On the first day of Congress delegates were met by members of the UCU UNITE staff branch (UCU officials and admin staff) distributing leaflets, which expressed their concern about the content of four of the motions tabled to be debated in Congress. The UNITE members believed that these motions undermined their employment rights, making them inappropriate for debate at Congress. The statement made clear that, should congress choose to debate them, the UNITE staff branch would walk out, effectively shutting down congress.
The first two motions that were objected to, called for a democracy review, in the light of how the USS strike action was paused, despite many branch representatives voicing their opposition to putting the UUK ‘offer’ to a ballot. The contentious part for the UNITE branch was the demand to review the status of unelected officials and a call for UCU officials to be elected. This was considered to be an attack on their terms and conditions, and ultimately, the jobs of UCU officials who, throughout the history of the UCU, have been appointed. The Sheffield delegates who had sent in the motion, agreed to delete the controversial part. This motion went on to be passed. The final two motions (motions 10 and 11) called respectively for the General Secretary’s resignation with immediate effect and her censure, due to her conduct of the USS dispute. The movers of the motions asserted their view that the majority of branches wished for the strike to continue into the summer term and that this was ignored and overridden by SH in her address in the e-ballot email. The UNITE branch considered that these motions were unacceptable as the GS is an employee of the UCU and has a right to due process according to employment law.

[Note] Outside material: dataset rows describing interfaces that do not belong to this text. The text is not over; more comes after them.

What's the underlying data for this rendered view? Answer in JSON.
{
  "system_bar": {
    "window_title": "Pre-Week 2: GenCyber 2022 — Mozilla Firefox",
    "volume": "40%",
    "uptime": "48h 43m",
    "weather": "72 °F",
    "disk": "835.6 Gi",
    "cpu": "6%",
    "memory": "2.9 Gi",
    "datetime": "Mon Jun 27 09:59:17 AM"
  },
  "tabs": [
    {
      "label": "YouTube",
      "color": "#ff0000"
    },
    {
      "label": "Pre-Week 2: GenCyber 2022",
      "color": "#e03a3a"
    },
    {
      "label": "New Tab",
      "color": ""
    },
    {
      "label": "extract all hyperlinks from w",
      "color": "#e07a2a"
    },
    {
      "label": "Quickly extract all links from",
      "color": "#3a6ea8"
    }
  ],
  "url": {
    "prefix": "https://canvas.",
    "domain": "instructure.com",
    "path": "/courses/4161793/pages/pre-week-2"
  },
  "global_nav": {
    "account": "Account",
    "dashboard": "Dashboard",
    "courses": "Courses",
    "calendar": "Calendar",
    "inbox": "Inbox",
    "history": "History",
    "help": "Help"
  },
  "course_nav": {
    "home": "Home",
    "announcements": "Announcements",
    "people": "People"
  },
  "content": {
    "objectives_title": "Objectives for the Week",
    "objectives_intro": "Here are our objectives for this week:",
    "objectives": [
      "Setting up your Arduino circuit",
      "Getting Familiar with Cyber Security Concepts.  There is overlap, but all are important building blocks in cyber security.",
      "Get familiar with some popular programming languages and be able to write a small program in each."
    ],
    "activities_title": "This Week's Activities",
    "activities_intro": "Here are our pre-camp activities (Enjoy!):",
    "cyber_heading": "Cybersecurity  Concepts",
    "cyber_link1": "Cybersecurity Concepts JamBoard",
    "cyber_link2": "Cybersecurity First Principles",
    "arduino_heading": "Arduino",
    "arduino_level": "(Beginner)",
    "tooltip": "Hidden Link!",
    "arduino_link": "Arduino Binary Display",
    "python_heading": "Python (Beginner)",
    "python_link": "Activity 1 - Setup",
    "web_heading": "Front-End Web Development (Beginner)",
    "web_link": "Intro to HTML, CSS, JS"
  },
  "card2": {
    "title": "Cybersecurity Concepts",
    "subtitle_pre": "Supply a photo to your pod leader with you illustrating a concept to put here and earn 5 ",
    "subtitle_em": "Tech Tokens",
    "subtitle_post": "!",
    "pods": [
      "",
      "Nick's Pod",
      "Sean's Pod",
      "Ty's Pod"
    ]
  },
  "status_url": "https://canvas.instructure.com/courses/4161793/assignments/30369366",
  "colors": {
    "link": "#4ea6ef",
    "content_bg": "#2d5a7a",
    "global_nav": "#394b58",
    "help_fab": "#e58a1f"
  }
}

There were discussions between UNITE and the branches, which had voted for and sent in the motions, these delegates insisted that the motions did not intend to sack Sally Hunt but to hold her to account for decisions taken during the dispute. There was no agreement reached. Congress voted overwhelmingly to debate the motions, and there followed a walk out of the UCU UNITE branch, who were joined by all the elected officers on the platform and some of the congress delegates.
The majority of congress remained in the room. This happened on three occasions.
Before the third walk out congress passed a motion calling for a recall of congress in order that to discuss these issues as well as all the motions that were not addressed because of the walk outs.
After the third and final walk out by the staff, the elected offers on the platform and some delegates, the head of legal services (not the president) returned to the hall to announce that the staff would not return to the congress floor until the motions were withdrawn. The majority of delegates remained in the hall and held a meeting to discuss where to go next. A statement was discussed and amended by a number of delegates (many first time). The meeting agreed on a statement to be circulated to the membership. The statement urged branches and regions to meet as soon as possible to discuss these developments with their members.
Prior to the first walk out important 3 motions were debated relating to conduct of non-statutory ballots (motion 7); UCU structures and decision making: democracy, transparency and ‘plain English (motion 8)’; Union transparency and accountability during disputes. They were all passed by congress.
Sally Hunt’s address emphasised the highly successful USS national dispute, which inspired local action in FE over pay. She highlighted repeatedly how this year had been a turnaround year for the union and how we had defeated the anti trade union laws. She spoke of the 16,000 increase in membership, winning a variety of local disputes and of UCU’s growing political influence and all of this a tribute to the hard work of members in the branches.
The HE conference experienced no disruption and a number of key issues were debated, including following: the Pay campaign and industrial action; demand for USS negotiators to restore status quo and government protection for USS; USS dispute: National Dispute Committee; campaigning on VC and SMT pay ; gender pay; precarious contracts and fixed term contracts; workload campaign; ; Redundancies and South Bank University and other post 92 institutions; HESC monitor JEP; Transparency and confidentiality of JEP ; the University is Ours ; instructional racism and recruitment, retention and promotion of BAME staff; recruitment, retention and promotion of BAME staff; recruitment, retention and promotion of LGBTQi staff, and we also heard concerns around Lecture Capture at Open University and its use across the sector.
Many of the proposers of motions were first time delegates and many of these were young or new activists, who had become involved as result of the USS dispute
Report by Goldsmiths Delegate Marian Carty